At St Stephen’s, we are working hard to follow in the footsteps of those whose faith and trust in God inspire us. We are carefully and thoughtfully embracing Phase Three of the Diocesan Guidelines for Re-Opening Churches. So far, I have been impressed with our willingness to commit to the basic protocols for being together (distancing, mask-wearing, hand hygiene) and grateful for everyone’s patience as we learn and re-learn technology, movement in our space, and how we find the presence of Christ in a modified form of Holy Eucharist.

I know we are tired of being in this crisis mode and I believe this September is the time we transition from “immediate crisis” to living long-term with this new reality. Phase Three of the Diocesan Guidelines are as permissive as they get – until the pandemic is over. So, unless we are forced to move backwards to an earlier stage or new more restrictive guides come out, what we do this September will become our “new normal.” We continue to believe that you know your risk-levels best – both in terms of the risks to you and yours if you were to contract COVID-19 and your capacity and comfort with taking risks. We want no one to feel pressured to take risks they aren’t comfortable with. At the same time, we believe that now is our time to settle in and get comfortable with our “new normal.” If you have avoided worship waiting for things to go “back to normal,” this is your time to embrace in-person worship even though it isn’t quite like it was before. Or, if you are continuing to limit your contacts, but haven’t figured out Zoom yet, then this is your time to embrace Zoom – by video or by phone.
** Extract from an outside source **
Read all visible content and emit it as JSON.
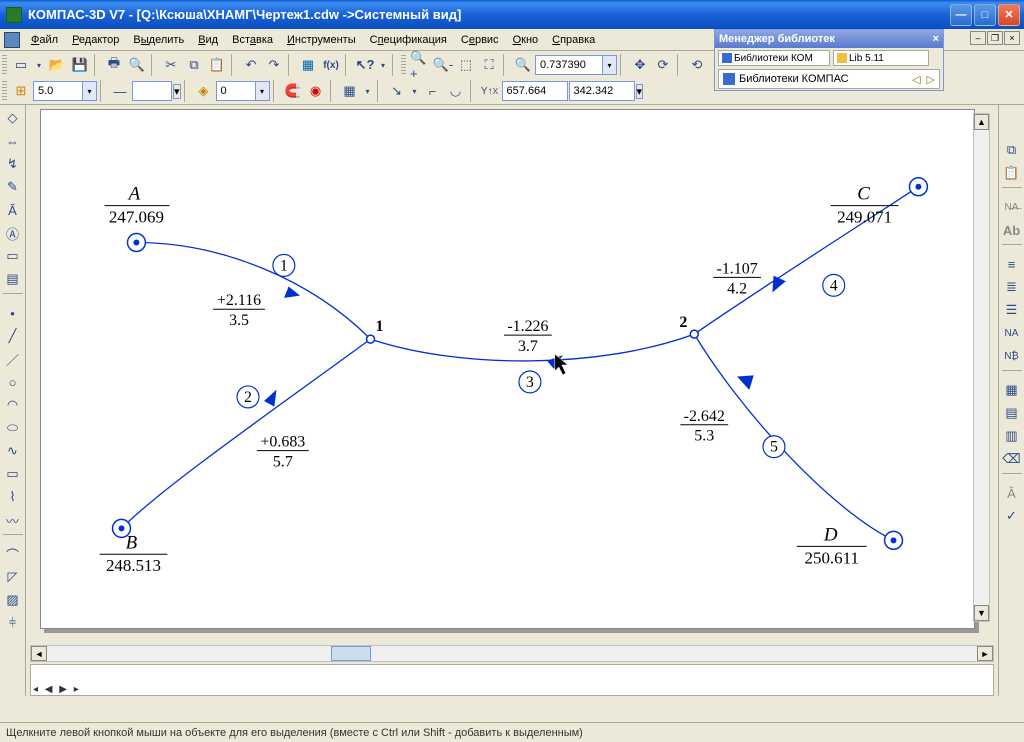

Your generosity of spirit, of care, and of resources continues to make a great deal of difference. I am so grateful to those who have taken on phoning others as a ministry of care. I believe our prayers are effective in calming our own anxieties and in encouraging and upholding those we pray for. Some of you have been able to go above and beyond in your financial contributions – helping us continue to pay all the bills during this time. What we need from you now is your continued work in these areas: your financial commitment as you are able, your prayers, and your efforts at reaching out to one another.
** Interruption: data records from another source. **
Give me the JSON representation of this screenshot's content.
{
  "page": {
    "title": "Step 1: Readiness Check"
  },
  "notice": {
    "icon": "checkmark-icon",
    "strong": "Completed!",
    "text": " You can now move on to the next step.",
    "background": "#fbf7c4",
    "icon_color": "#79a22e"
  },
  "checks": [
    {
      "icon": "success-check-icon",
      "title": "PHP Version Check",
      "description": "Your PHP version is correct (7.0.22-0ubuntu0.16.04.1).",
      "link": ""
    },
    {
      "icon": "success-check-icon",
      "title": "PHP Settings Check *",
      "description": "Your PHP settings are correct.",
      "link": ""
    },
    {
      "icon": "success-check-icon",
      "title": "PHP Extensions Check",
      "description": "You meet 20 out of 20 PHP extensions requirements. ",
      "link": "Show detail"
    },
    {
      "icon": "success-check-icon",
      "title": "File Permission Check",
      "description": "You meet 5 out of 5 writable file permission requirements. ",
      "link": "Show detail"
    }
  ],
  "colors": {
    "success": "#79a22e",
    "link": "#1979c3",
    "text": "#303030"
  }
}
I want to close with an encouragement that you do reach out. We are doing our best to reach many people in many different circumstances and degrees of comfort with the risks that COVID-19 poses to us. Over the next few weeks, we may adapt some of our communication strategies. So it is even more vital that you reach out to us if you think you’re missing something, want to check in, or learn more about how you can stay connected during our “new normal.”

Pastor Ruth